Stored records:
--
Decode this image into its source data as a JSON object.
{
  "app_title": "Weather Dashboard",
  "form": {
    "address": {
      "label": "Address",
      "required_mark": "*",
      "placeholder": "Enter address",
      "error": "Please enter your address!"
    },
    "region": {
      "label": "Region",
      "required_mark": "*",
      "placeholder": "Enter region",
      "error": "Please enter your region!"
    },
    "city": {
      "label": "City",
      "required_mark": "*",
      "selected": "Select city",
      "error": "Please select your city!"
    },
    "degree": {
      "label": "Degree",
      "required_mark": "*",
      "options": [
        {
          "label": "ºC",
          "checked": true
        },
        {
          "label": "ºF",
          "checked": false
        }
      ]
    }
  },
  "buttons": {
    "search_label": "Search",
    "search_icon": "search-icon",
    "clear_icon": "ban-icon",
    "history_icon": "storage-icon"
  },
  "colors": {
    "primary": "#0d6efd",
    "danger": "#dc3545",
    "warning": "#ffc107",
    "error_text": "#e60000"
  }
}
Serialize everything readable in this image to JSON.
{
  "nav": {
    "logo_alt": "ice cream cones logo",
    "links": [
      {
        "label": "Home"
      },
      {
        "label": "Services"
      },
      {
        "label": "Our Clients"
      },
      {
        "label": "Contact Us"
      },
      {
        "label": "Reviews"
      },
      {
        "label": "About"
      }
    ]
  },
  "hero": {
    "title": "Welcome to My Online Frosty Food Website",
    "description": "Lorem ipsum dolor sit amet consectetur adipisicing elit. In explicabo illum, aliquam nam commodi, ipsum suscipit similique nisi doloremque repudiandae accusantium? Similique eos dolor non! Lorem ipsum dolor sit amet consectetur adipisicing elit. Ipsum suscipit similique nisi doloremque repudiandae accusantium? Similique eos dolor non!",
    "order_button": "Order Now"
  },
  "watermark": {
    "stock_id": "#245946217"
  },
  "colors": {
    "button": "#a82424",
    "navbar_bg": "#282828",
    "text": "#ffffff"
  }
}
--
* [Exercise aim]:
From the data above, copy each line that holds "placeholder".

* [Answer for the task]:
      "placeholder": "Enter address",
      "placeholder": "Enter region",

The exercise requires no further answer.